If you have an interest in Heat Network design or are involved in the specification of Heat Interface Units (HIUs), you will no doubt be aware of the new BESA (British Engineering Services Association) UK Standard for HIUs, launched in late 2016.
This new standard is regarded as a really important step towards improving the overall performance of British district heating schemes, and its key objective is to enable the performance of different HIUs to be evaluated within the context of typical UK operating conditions. This will enable heat network developers to consider the performance of specific HIUs against design requirements.
The main outcome from the BESA test standard is a Volume Weighted Average Return Temperature – or “VWART” for each HIU at standardised high temperature and low temperature network conditions.
A lower overall VWART represents a lower average annual return temperature from the HIU to the primary network and therefore a better performing HIU. The example below shows published BESA VWART results for our ModuSat® XR-ECO at High Temperature Test Conditions –
Today I want to focus on the “Keep Warm” function, looking at the different approaches and how best to balance the supply of hot water with the overall efficiency of the network.
So what role does the Keep Warm Play?
One of the key impacts on the overall VWART figure is the use and control of the “Keep Warm” facility, which is designed to keep the hot water plate heat exchanger warm continuously so that the HIU’s can provide a fast response as soon as there is demand for domestic hot water.

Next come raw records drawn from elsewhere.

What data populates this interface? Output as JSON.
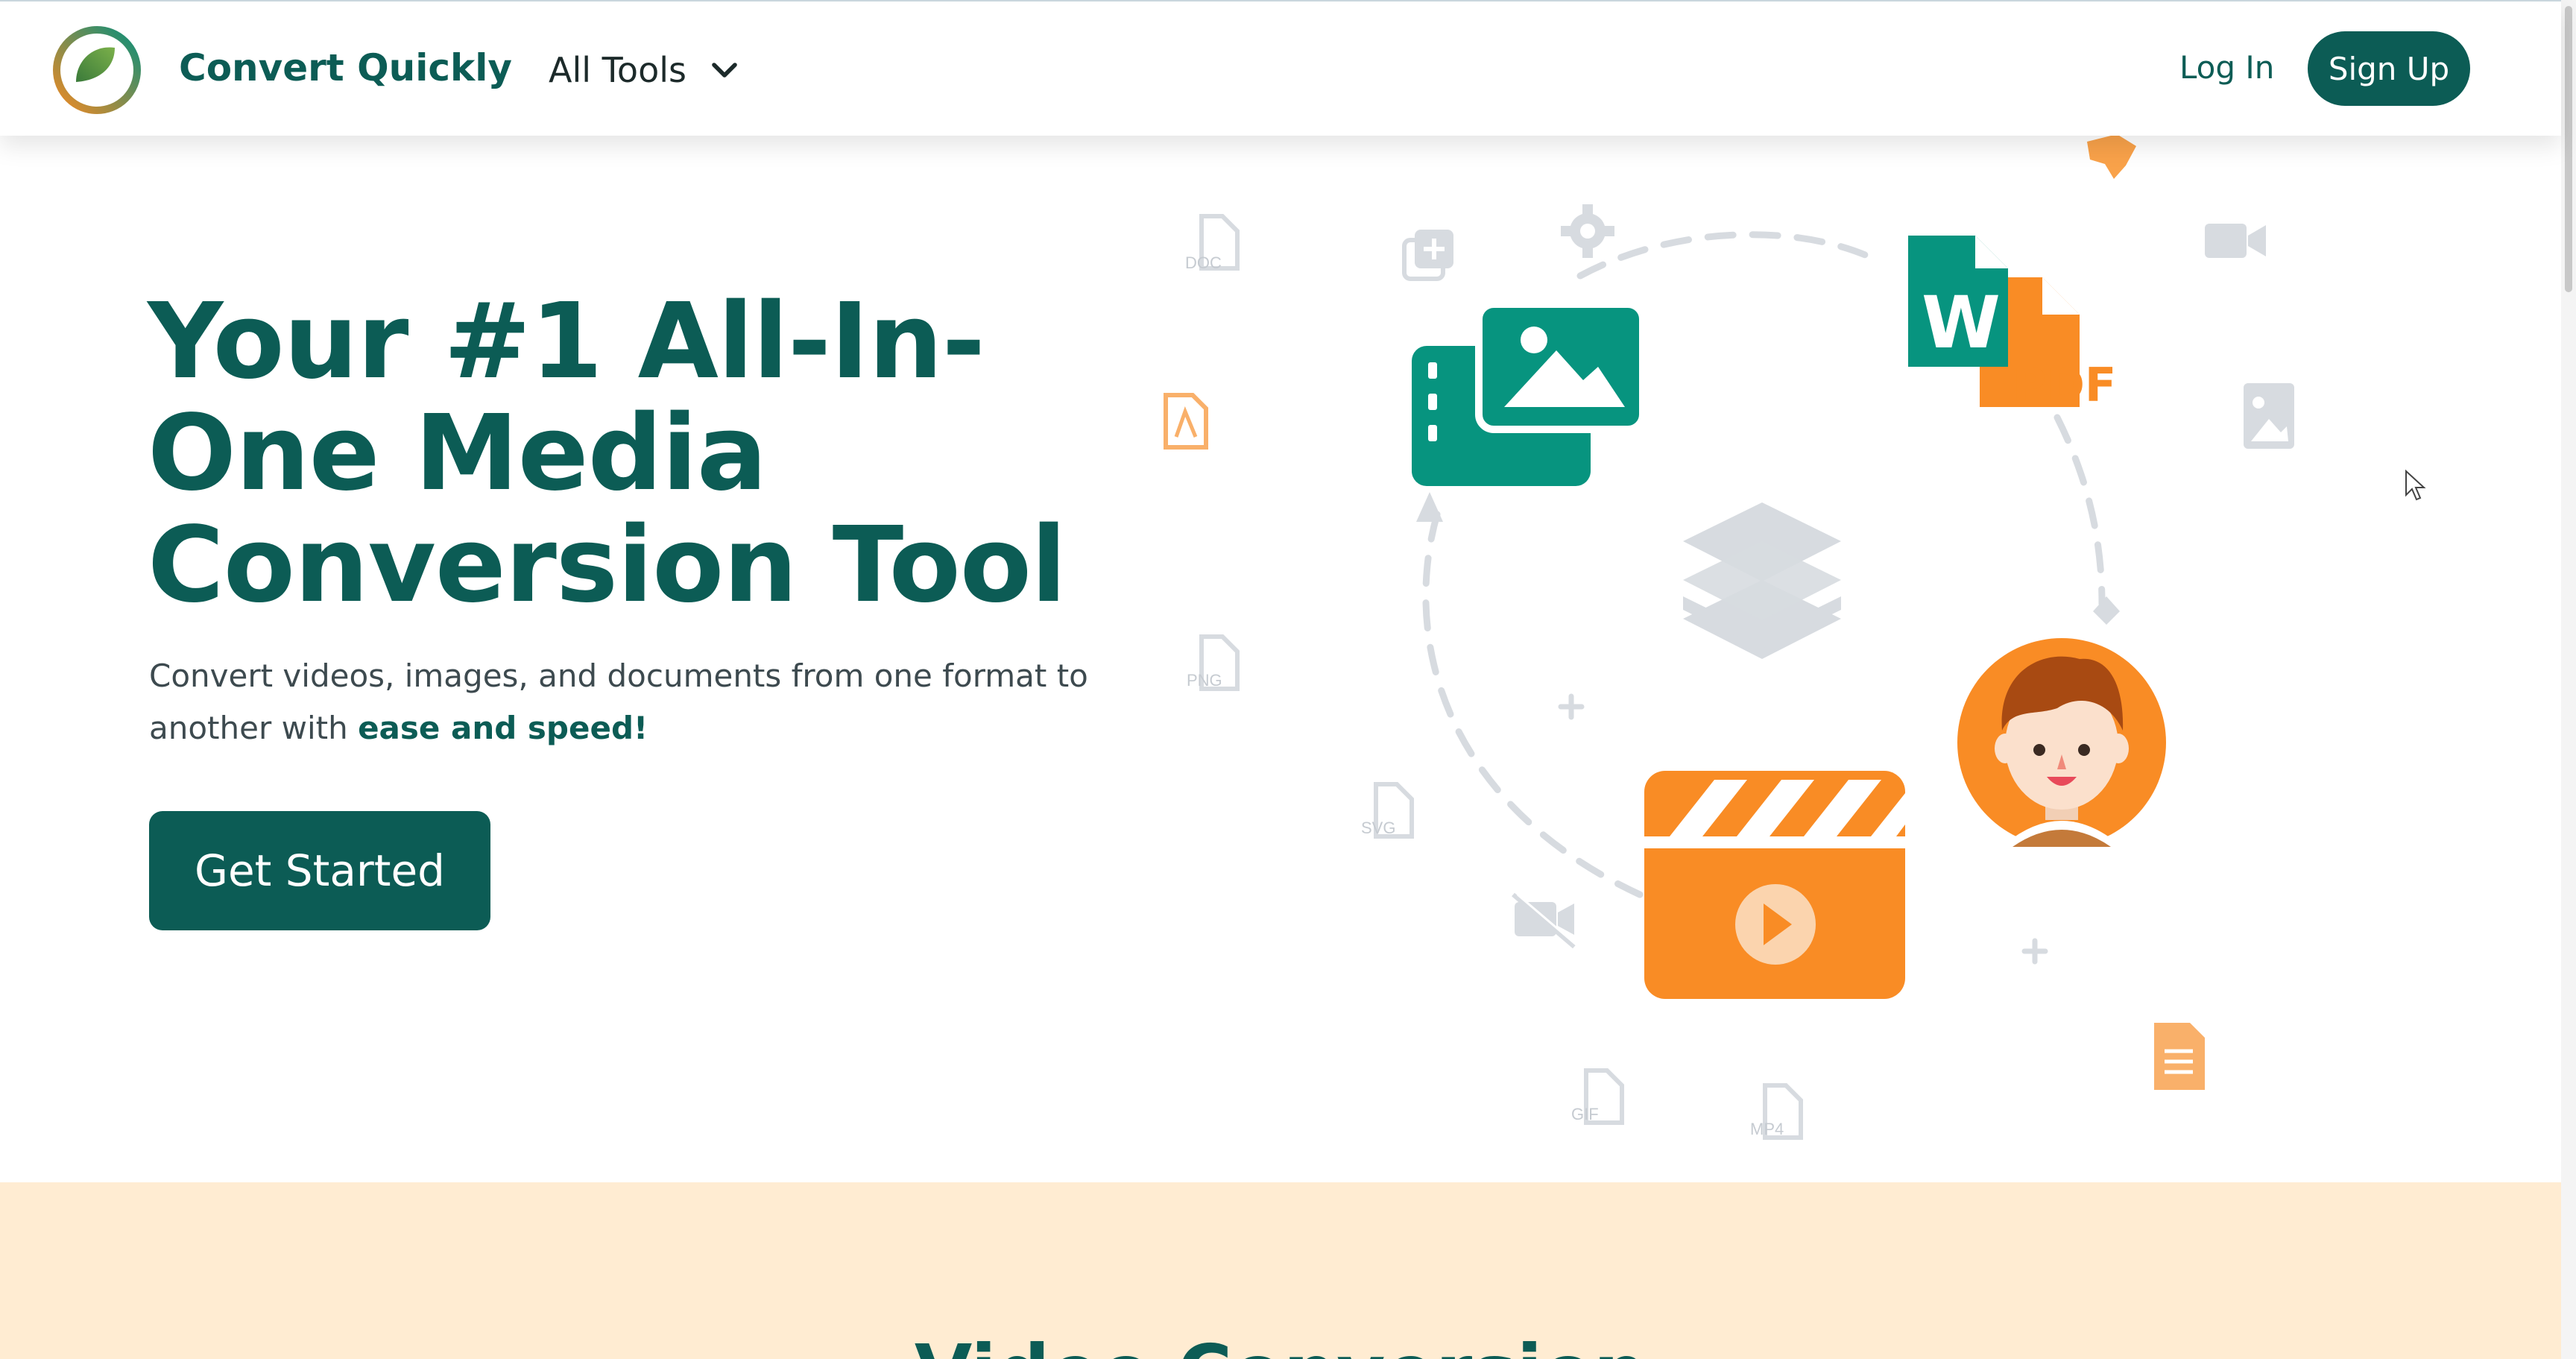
{
  "app": {
    "brand": "Convert Quickly"
  },
  "nav": {
    "all_tools_label": "All Tools",
    "login_label": "Log In",
    "signup_label": "Sign Up"
  },
  "hero": {
    "title": "Your #1 All-In-One Media Conversion Tool",
    "subtitle_prefix": "Convert videos, images, and documents from one format to another with ",
    "subtitle_emphasis": "ease and speed!",
    "cta_label": "Get Started"
  },
  "illustration": {
    "file_labels": {
      "doc": "DOC",
      "png": "PNG",
      "svg": "SVG",
      "gif": "GIF",
      "mp4": "MP4",
      "pdf": "PDF",
      "word": "W"
    }
  },
  "section": {
    "title": "Video Conversion"
  },
  "colors": {
    "primary": "#0c5c55",
    "teal": "#07947f",
    "orange": "#f98c25",
    "peach": "#ffecd2",
    "gray_icon": "#d7dbe0"
  },
  "icons": [
    "logo-mark",
    "chevron-down-icon",
    "image-file-icon",
    "word-doc-icon",
    "pdf-doc-icon",
    "layers-icon",
    "avatar",
    "video-clapper-icon",
    "gear-icon",
    "video-camera-icon",
    "no-video-icon",
    "pdf-icon",
    "text-doc-icon"
  ]
}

This function also has the added benefit of keeping the risers and laterals warm, although additional controlled bypass valves are sometimes required, for example at the top of the riser or at the end of laterals.

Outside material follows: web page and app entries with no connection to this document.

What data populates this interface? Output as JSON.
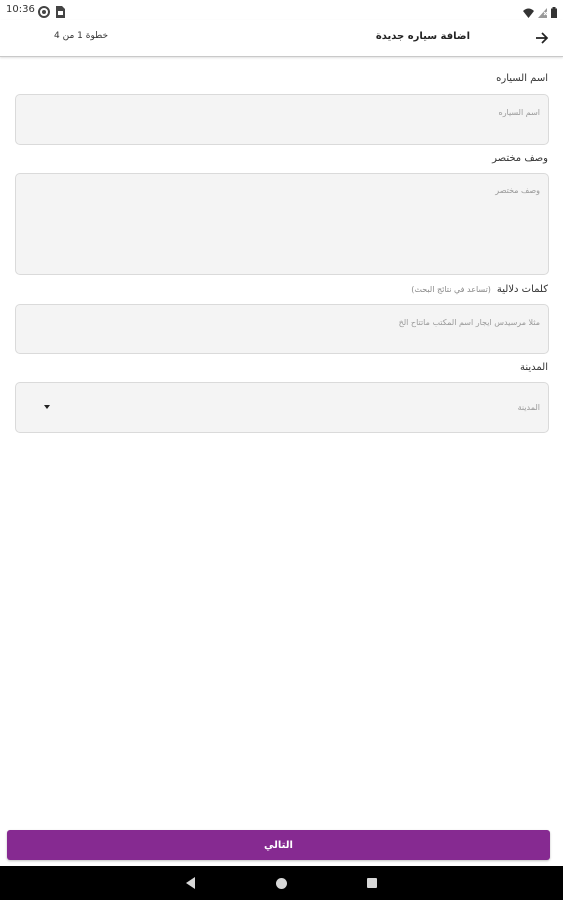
{
  "status_bar": {
    "time": "10:36",
    "icons": [
      "gps-icon",
      "sim-card-icon",
      "wifi-icon",
      "no-signal-icon",
      "battery-icon"
    ]
  },
  "app_bar": {
    "title": "اضافة سياره جديدة",
    "step": "خطوة 1 من 4",
    "back_icon": "arrow-right-icon"
  },
  "form": {
    "car_name": {
      "label": "اسم السياره",
      "placeholder": "اسم السياره"
    },
    "short_description": {
      "label": "وصف مختصر",
      "placeholder": "وصف مختصر"
    },
    "keywords": {
      "label": "كلمات دلالية",
      "hint": "(تساعد في نتائج البحث)",
      "placeholder": "مثلا مرسيدس ايجار اسم المكتب ماتتاح الخ"
    },
    "city": {
      "label": "المدينة",
      "placeholder": "المدينة",
      "icon": "dropdown-arrow-icon"
    }
  },
  "next_button": {
    "label": "التالي",
    "color": "#862a91"
  },
  "nav_bar": {
    "icons": [
      "back-triangle-icon",
      "home-circle-icon",
      "recents-square-icon"
    ]
  }
}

For the BESA test regime, the Keep Warm VWART figure is calculated using a weighted average that assumes Keep Warm is switched ON for an average of 90% of the year (i.e., constantly available while the HIU is not producing space heating or hot water). And while the Keep Warm facility should only ever bypass a small volume of water per hour, the proportionately high number of annual hours that a Keep Warm bypass might be left “on” for can add up to a significant amount of warm water being bypassed back to the network over the course of the year, wasting energy, raising the primary return temperature and reducing the delta T, as illustrated in the table below:

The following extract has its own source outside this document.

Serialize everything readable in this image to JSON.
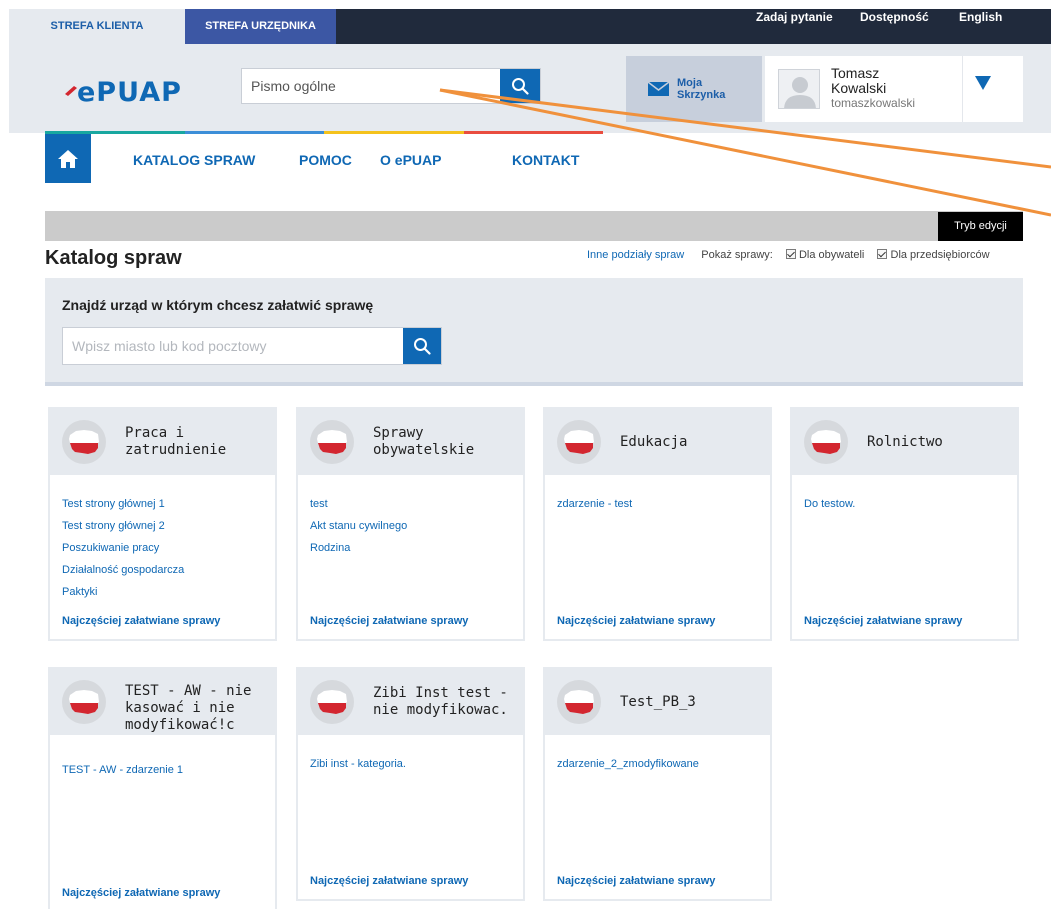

As can be seen, despite the Keep Warm being temperature controlled (in this case), this facility is still potentially responsible for over a third of the annual volume of water by passed back to the primary network.
So, what’s the best approach?
You will find that different HIU manufacturers approach “keep warm” in different ways, typically we see the following for UK heat interface units –
By far the most efficient and effective solution, is to provide both time and temperature control over this function, by additionally allowing the keep warm to be timed, it can be de-activated during times of low demand (eg middle of the night), something which is only possible with electronically controlled HIU’s. With a growing understanding in society of the need to be more energy efficient, residents are likely to find it acceptable having to wait a little longer for their hot water at 3am, especially if the cost and energy saving benefits are explained to them. The latest Evinox ModuSat XR models allow this control to be managed either by individual residents themselves; or managed globally across the network by the operator, as the Keep Warm time and temperature settings can be remotely adjusted.
This means that real life average annual return temperatures can be further reduced, with a suitable balance struck between the speed of DHW delivery for the home owner and the overall network efficiency requirements of the operator.
For example, we have calculated that the impact of restricting the operation of the Keep Warm facility to 8 hours per day, can result in a 23% reduction in water bypassed back to the primary network. Based on the performance of the Evinox ModuSat XR HIU, this would improve the (already impressive) overall VWART figure by a further 7°C – giving an annual Volume Weighted Average Return Temperature of 26°C!
But is there an increased risk of Legionella?
HSE guidelines state that the hot water should reach the outlet at 50°C within one minute. Does this mean that there is an increased risk of Legionnaires disease if the keep warm function is turned off causing a delay in the hot water to come through? No, it doesn’t!
First of all, the “50°C within 1 minute” guideline is there specifically for hot water storage. As there is no storage of hot water in an instantaneous heat interface unit, the legionella risk is virtually eliminated. Additionally, when the keep warm function is turned off in several properties across the network, this will stop unnecessary circulation through laterals which in turn will help prevent overheating of ducts. Overheating of ducts can cause the temperature of the incoming cold water to rise above 20°C, favourable conditions for legionella growth. I will be discussing this in more detail in a future blog.
So, as you can see, it’s important to consider the HIU Keep Warm strategy when designing your next communal or district heating project. Decisions made at the design stage can help to ensure you provide the best system for residents, whilst also maintaining optimum network efficiency.
Helen Gibbons – Design & Technical Manager Evinox Energy Ltd.
- Communal and District Heating
- General news
- Heat Interface Units
- Metering and Billing
Fresh New Website Showcases Our Heat Network Products and Services
We are delighted to announce the launch of our new company website, which features a fresh look and feel and user-friendly navigation.
Top Considerations for Heat Interface Unit Selection
So, what should specifiers – and indeed clients, such as developers and social landlords – be considering when specifying HIU’s for their next heat network project?